=== Recorded information ===

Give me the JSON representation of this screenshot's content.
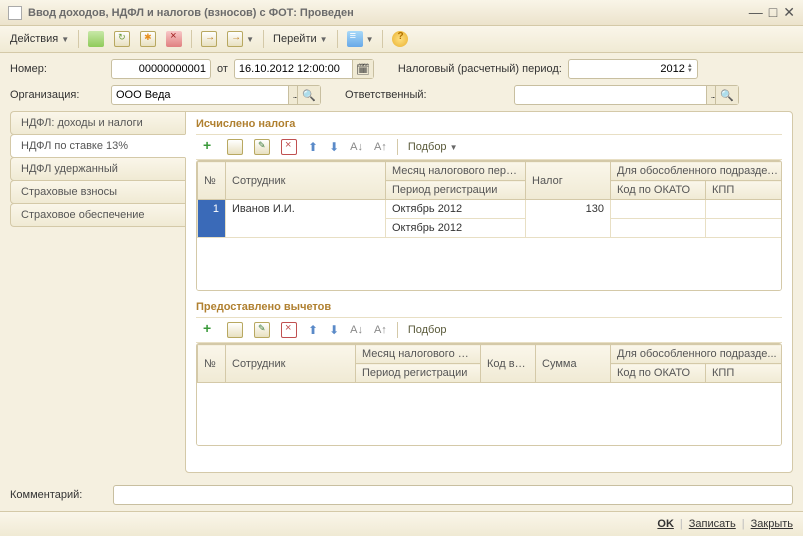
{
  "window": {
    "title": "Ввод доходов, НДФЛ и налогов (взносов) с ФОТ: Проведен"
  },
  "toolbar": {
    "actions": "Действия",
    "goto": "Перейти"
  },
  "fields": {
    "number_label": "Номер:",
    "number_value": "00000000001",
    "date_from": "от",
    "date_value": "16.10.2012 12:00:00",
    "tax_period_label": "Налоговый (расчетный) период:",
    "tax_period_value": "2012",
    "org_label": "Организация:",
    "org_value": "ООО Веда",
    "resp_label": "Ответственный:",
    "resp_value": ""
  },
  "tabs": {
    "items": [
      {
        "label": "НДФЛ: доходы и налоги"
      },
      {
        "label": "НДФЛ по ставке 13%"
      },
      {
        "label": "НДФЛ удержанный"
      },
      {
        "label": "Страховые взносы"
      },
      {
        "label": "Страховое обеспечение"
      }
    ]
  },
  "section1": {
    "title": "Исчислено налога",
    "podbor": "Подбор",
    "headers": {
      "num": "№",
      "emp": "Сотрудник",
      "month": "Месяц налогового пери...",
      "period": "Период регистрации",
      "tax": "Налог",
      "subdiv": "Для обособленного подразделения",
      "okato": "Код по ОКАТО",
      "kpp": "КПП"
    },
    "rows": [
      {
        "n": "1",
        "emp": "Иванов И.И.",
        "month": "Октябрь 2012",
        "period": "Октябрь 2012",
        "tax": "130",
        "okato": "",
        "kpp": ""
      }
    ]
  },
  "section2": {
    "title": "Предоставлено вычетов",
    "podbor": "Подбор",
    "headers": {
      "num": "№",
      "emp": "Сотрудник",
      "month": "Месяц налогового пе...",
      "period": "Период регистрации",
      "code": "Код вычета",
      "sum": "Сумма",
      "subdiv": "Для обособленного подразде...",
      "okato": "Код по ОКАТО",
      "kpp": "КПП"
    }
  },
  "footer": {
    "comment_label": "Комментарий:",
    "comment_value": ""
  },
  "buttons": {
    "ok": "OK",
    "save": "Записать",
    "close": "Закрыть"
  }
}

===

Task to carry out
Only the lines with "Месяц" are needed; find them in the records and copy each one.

Exercise result
      "month": "Месяц налогового пери...",
      "month": "Месяц налогового пе...",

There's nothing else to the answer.